To see accurate pricing, please choose your delivery country.
United States
All Shops

British Wildlife

8 issues per year 84 pages per issue Subscription only

British Wildlife is the leading natural history magazine in the UK, providing essential reading for both enthusiast and professional naturalists and wildlife conservationists. Published eight times a year, British Wildlife bridges the gap between popular writing and scientific literature through a combination of long-form articles, regular columns and reports, book reviews and letters.

Subscriptions from £33 per year

Conservation Land Management

4 issues per year 44 pages per issue Subscription only

Conservation Land Management (CLM) is a quarterly magazine that is widely regarded as essential reading for all who are involved in land management for nature conservation, across the British Isles. CLM includes long-form articles, events listings, publication reviews, new product information and updates, reports of conferences and letters.

Subscriptions from £26 per year
Academic & Professional Books  History & Other Humanities  Environmental History

Following the Tabby Trail Where Coastal History Is Captured in Unique Oyster-Shell Structures

By: Jingle Davis(Author), Benjamin Galland(Photographer)
352 pages, 225 colour & b/w photos
Following the Tabby Trail
Click to have a closer look
  • Following the Tabby Trail ISBN: 9780820357492 Hardback Jun 2022 Not in stock: Usually dispatched within 1-2 weeks
Price: £31.95
About this book Customer reviews Biography Related titles

About this book

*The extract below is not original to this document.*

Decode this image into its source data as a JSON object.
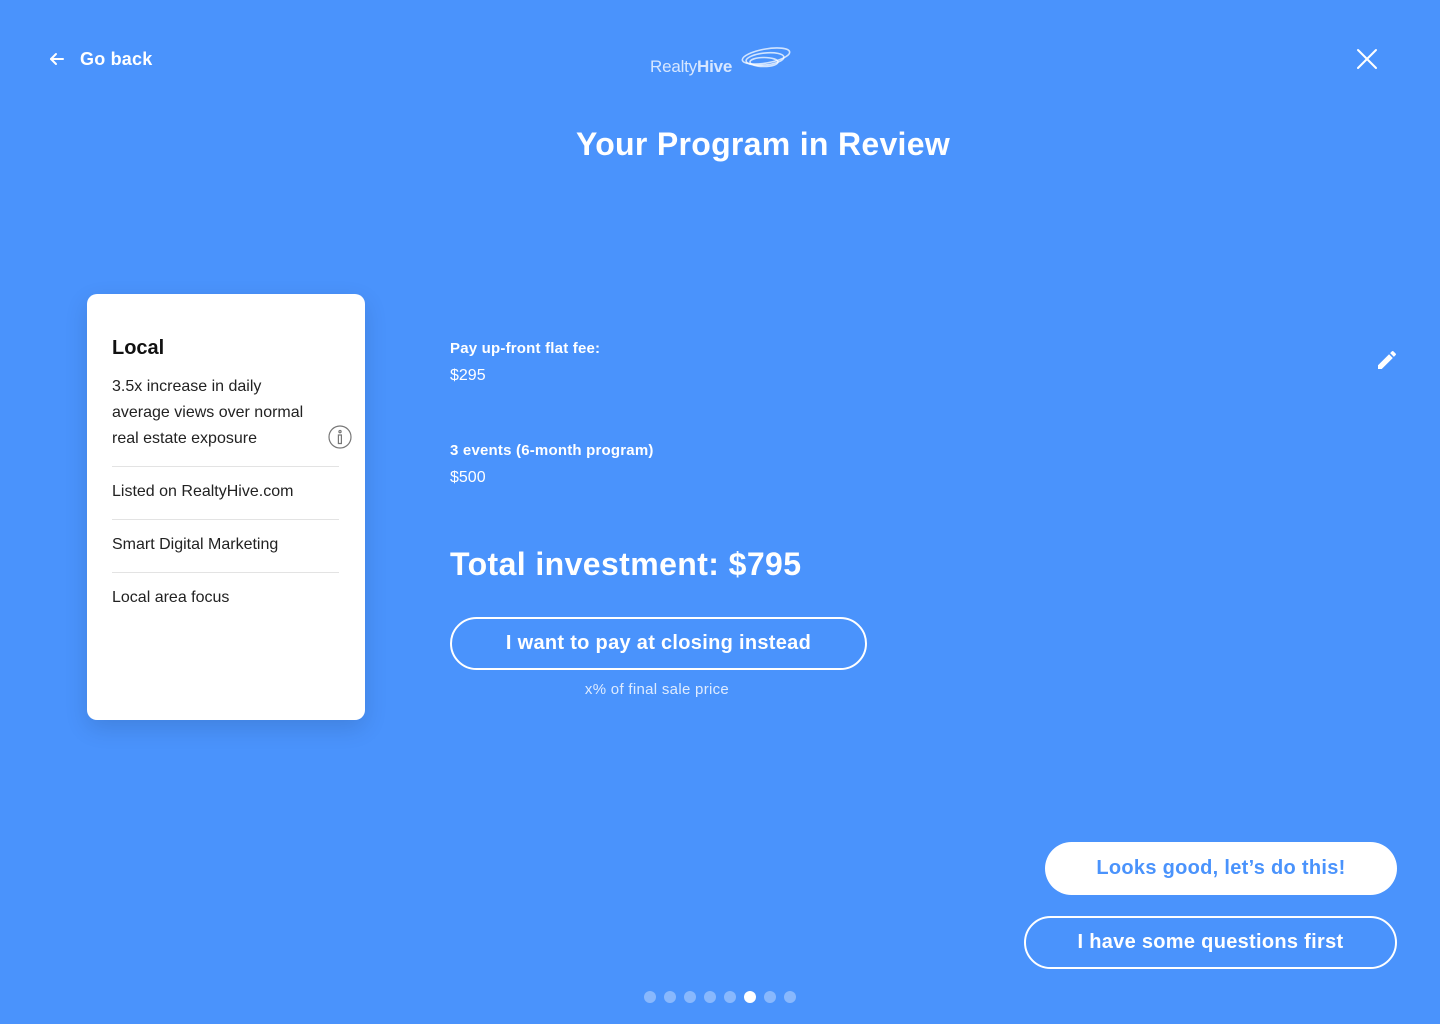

Following the Tabby Trail provides a guided tour of some of the most significant tabby structures found along the southeastern coast and includes more than two hundred illustrations that highlight the human and architectural histories of forty-eight specific sites. Jingle Davis explains how tabby – a unique oyster-shell concrete – helps us to understand the complex past of the coast. A tabby structure is, as the author puts it, "a storehouse of history". Each of the site descriptions includes the intriguing profile of a historic figure associated in some way with the tabby.

Though the first documented use of tabby in North America was in 1672 in what is now St. Augustine, Florida, Spanish colonists had used many of its constituent parts a century earlier. In addition to their Spanish-speaking competitors, colonizers from France and the British Isles also enthusiastically adopted the building material for their colonial missions. This meant, of course, that enslaved Africans and Indigenous peoples built with the material. Tabby remained a fashionable, effective, and enduring building material until shortly after the Civil War.

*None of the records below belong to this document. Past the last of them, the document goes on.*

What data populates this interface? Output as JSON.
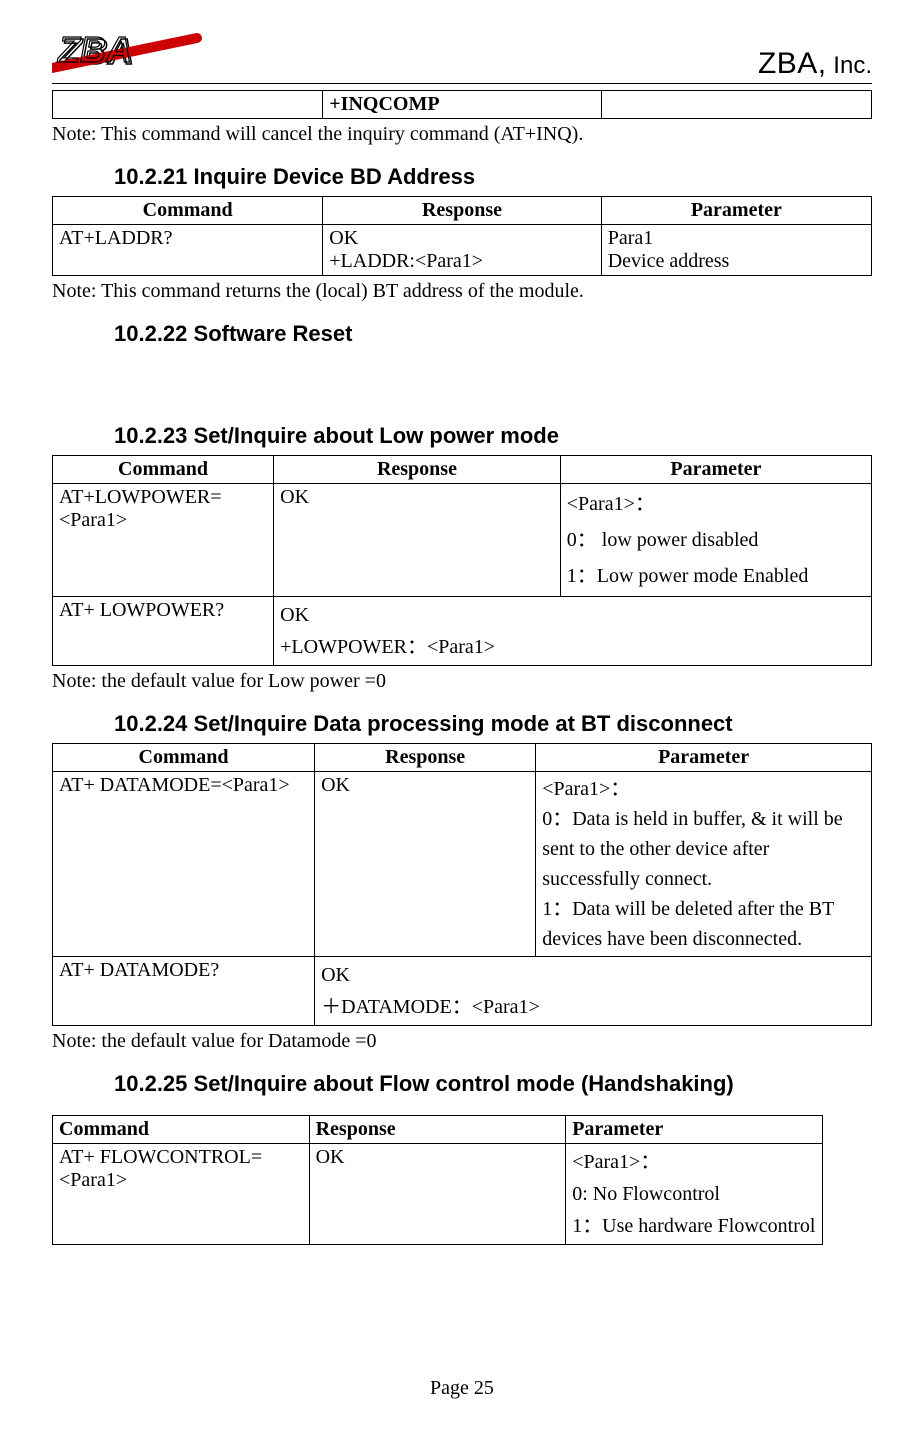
{
  "header": {
    "company": "ZBA,",
    "inc": " Inc."
  },
  "inqcomp_table": {
    "rows": [
      {
        "c1": "",
        "c2": "+INQCOMP",
        "c3": ""
      }
    ]
  },
  "note_inqcomp": "Note: This command will cancel the inquiry command (AT+INQ).",
  "section_10221": "10.2.21 Inquire Device BD Address",
  "laddr_table": {
    "head": {
      "c1": "Command",
      "c2": "Response",
      "c3": "Parameter"
    },
    "rows": [
      {
        "c1": "AT+LADDR?",
        "c2": "OK\n+LADDR:<Para1>",
        "c3": "Para1\nDevice address"
      }
    ]
  },
  "note_laddr": "Note: This command returns the (local) BT address of the module.",
  "section_10222": "10.2.22 Software Reset",
  "section_10223": "10.2.23 Set/Inquire about Low power mode",
  "lowpower_table": {
    "head": {
      "c1": "Command",
      "c2": "Response",
      "c3": "Parameter"
    },
    "rows": [
      {
        "c1": "AT+LOWPOWER=<Para1>",
        "c2": "OK",
        "c3": "<Para1>：\n0： low power disabled\n1：Low power mode Enabled"
      },
      {
        "c1": "AT+ LOWPOWER?",
        "c2": "OK\n+LOWPOWER：<Para1>",
        "c3": ""
      }
    ]
  },
  "note_lowpower": "Note: the default value for Low power =0",
  "section_10224": "10.2.24 Set/Inquire Data processing mode at BT disconnect",
  "datamode_table": {
    "head": {
      "c1": "Command",
      "c2": "Response",
      "c3": "Parameter"
    },
    "rows": [
      {
        "c1": "AT+ DATAMODE=<Para1>",
        "c2": "OK",
        "c3": "<Para1>：\n0：Data is held in buffer, & it will be sent to the other device after successfully connect.\n1：Data will be deleted after the BT devices have been disconnected."
      },
      {
        "c1": "AT+ DATAMODE?",
        "c2": "OK\n＋DATAMODE：<Para1>",
        "c3": ""
      }
    ]
  },
  "note_datamode": "Note: the default value for Datamode =0",
  "section_10225": "10.2.25 Set/Inquire about Flow control mode (Handshaking)",
  "flow_table": {
    "head": {
      "c1": "Command",
      "c2": "Response",
      "c3": "Parameter"
    },
    "rows": [
      {
        "c1": "AT+ FLOWCONTROL=<Para1>",
        "c2": "OK",
        "c3": "<Para1>：\n0: No Flowcontrol\n1：Use hardware Flowcontrol"
      }
    ]
  },
  "page_number": "Page 25"
}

This richly photographed work provides readers with a guide to the underexplored string of tabby structures still standing along the stretch of coast between Florida and South Carolina, an approximately 275-mile trail traced by the book from just south of St. Augustine north to the dead town of Dorchester near Summerville. Sites include such varied structures as ancient Late Archaic shell mounds called middens and rings of shells thousands of years old; Fort Matanzas, built in 1742 but named for a sixteenth-century massacre of French colonists by St. Augustine's Spanish founder Pedro Menéndez de Avilés; Fort Mose, a significant feature of Florida's Black Heritage Trail; and homes of the enslaved, warehouses, Charleston's seawall, churches, and cemeteries.

Customer Reviews


Jingle Davis is a retired journalist who worked for the Atlanta Journal-Constitution for over 20 years, often covering South Georgia and the coast. She is the author of Island Time: An Illustrated History of St. Simons Island, Georgia and Island Passages: An Illustrated History of Jekyll Island, Georgia.

Benjamin Galland, born and raised on St. Simons Island, is a photographer and partner with the h2o Creative Group in Brunswick and the photographer for Jingle Davis’s Island Time: An Illustrated History of St. Simons Island, Georgia and Island Passages: An Illustrated History of Jekyll Island, Georgia as well as Buddy Sullivan’s Sapelo: People and Place on a Georgia Sea Island (all Georgia).

By: Jingle Davis(Author), Benjamin Galland(Photographer)
352 pages, 225 colour & b/w photos
Media reviews

– Winner, Guide Book, Southeast Chapter of the Society of Architectural Historians

"From my perspective, the single most valuable contribution of Following the Tabby Trail is that it brings the history of Spanish Florida into the realm of Georgia and Carolina history. By shining a different light on well-established stories, Davis is tying together a diverse region with all that this implies in terms of understanding people and their cultures."
– Paul M. Pressly, coeditor of Coastal Nature, Coastal Culture: Environmental Histories of the Georgia Coast

"Like dinosaur bones, tabby ruins litter the coastal plain from St. Augustine to Charleston, silent sentinels of a distant time when Europeans and enslaved Natives and Africans left permanent marks on the Atlantic coast. In this monumental undertaking, Following the Tabby Trail, Jingle Davis brings to light stories from our past that have been locked in stone for centuries. Enhanced by Ben Galland's striking photography, this book represents a significant addition to the collective history of the Southeast coast."
– Stephen Doster, author Cumberland Island: Footsteps in Time

Current promotions
Field Guide SaleNHBS Moth TrapNew and Forthcoming BooksBuyers Guides